A woman with a man seated beside her in a Cadillac mouths soundlessly to a street urchin, "Help, get a cop!" One of these three very presently is murdered, and as a result Nero Wolfe delivers himself of his first recorded lecture on crime detection. Even more surprising, Nero and Archie take on a case for the smallest retainer in their history: four dollars and thirty cents.
"The Golden Spiders", Rex Stout introduces a new kind of criminal engaged in a peculiarly contemporary and particularly vicious kind of crime. Nero never had to think faster and Archie never encountered greater perils than in this, undoubtedly one of the very finest novels of detection or our day.
[Wolfe:] "Take Mr. Goodwin. It would be difficult for me to function effectively without him. He is irreplaceable. Yet his actions are largely governed by impulse and caprice, and that would of course incapacitate him for any important task if it were not that he has somewhere concealed in him -- possibly in his brain, though I doubt it -- a powerful and subtle governor." (p. 10)

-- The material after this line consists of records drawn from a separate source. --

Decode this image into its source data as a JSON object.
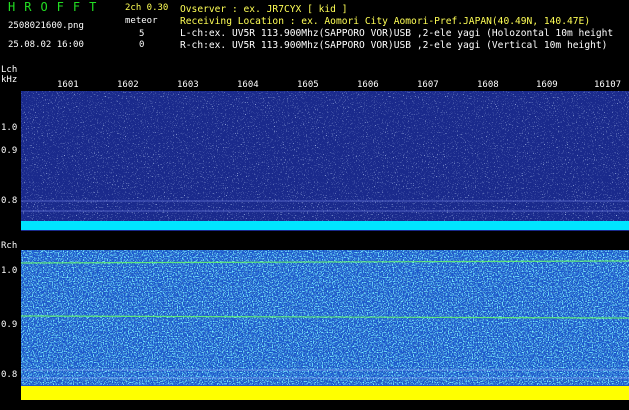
{
  "header": {
    "logo": "HROFFT",
    "filename": "2508021600.png",
    "timestamp": "25.08.02 16:00",
    "version": "2ch 0.30",
    "meteor_label": "meteor",
    "counts": [
      "5",
      "0"
    ],
    "observer": "Ovserver          : ex. JR7CYX [ kid ]",
    "location": "Receiving Location : ex. Aomori City Aomori-Pref.JAPAN(40.49N, 140.47E)",
    "lch": "L-ch:ex. UV5R 113.900Mhz(SAPPORO VOR)USB ,2-ele yagi (Holozontal 10m height",
    "rch": "R-ch:ex. UV5R 113.900Mhz(SAPPORO VOR)USB ,2-ele yagi (Vertical 10m height)"
  },
  "lch_panel": {
    "label": "Lch",
    "unit": "kHz",
    "yticks": [
      "1.0",
      "0.9",
      "0.8"
    ],
    "time_ticks": [
      "1601",
      "1602",
      "1603",
      "1604",
      "1605",
      "1606",
      "1607",
      "1608",
      "1609",
      "16107"
    ]
  },
  "rch_panel": {
    "label": "Rch",
    "yticks": [
      "1.0",
      "0.9",
      "0.8"
    ]
  },
  "colors": {
    "background": "#000000",
    "lch_fill": "#1a2a8c",
    "rch_fill": "#1a55cc",
    "cyan_band": "#00e5ff",
    "yellow_band": "#ffff00",
    "logo": "#22dd22"
  }
}
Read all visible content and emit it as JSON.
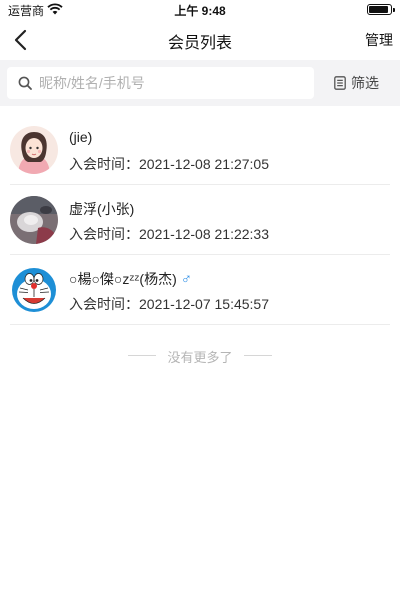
{
  "status_bar": {
    "carrier": "运营商",
    "time": "上午 9:48"
  },
  "nav": {
    "title": "会员列表",
    "manage_label": "管理"
  },
  "search": {
    "placeholder": "昵称/姓名/手机号",
    "value": "",
    "filter_label": "筛选"
  },
  "members": [
    {
      "name": "(jie)",
      "joined": "入会时间：2021-12-08 21:27:05",
      "avatar": "girl-illustration-avatar"
    },
    {
      "name": "虚浮(小张)",
      "joined": "入会时间：2021-12-08 21:22:33",
      "avatar": "photo-avatar"
    },
    {
      "name": "○楊○傑○zᶻᶻ(杨杰)",
      "gender": "♂",
      "joined": "入会时间：2021-12-07 15:45:57",
      "avatar": "doraemon-avatar"
    }
  ],
  "list_end_text": "没有更多了",
  "colors": {
    "gender_male": "#2f8fe6",
    "search_bar_bg": "#f3f3f5",
    "divider": "#ececec"
  }
}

[Archie:] "Nero Wolfe is investigating the murder ... with his accustomed vigor, skill, and laziness. He will not rest until he gets the bastard or until bedtime, whichever comes first." (p. 39)
A wonderful story, with sinister gangsters and murders popping up everywhere. An alarming scene of Archie torturing one of the aforementioned sinister gangsters. Opens with the wildly funny interview between Wolfe and Pete Drossos (age 12), in which Wolfe describes the art of detecting.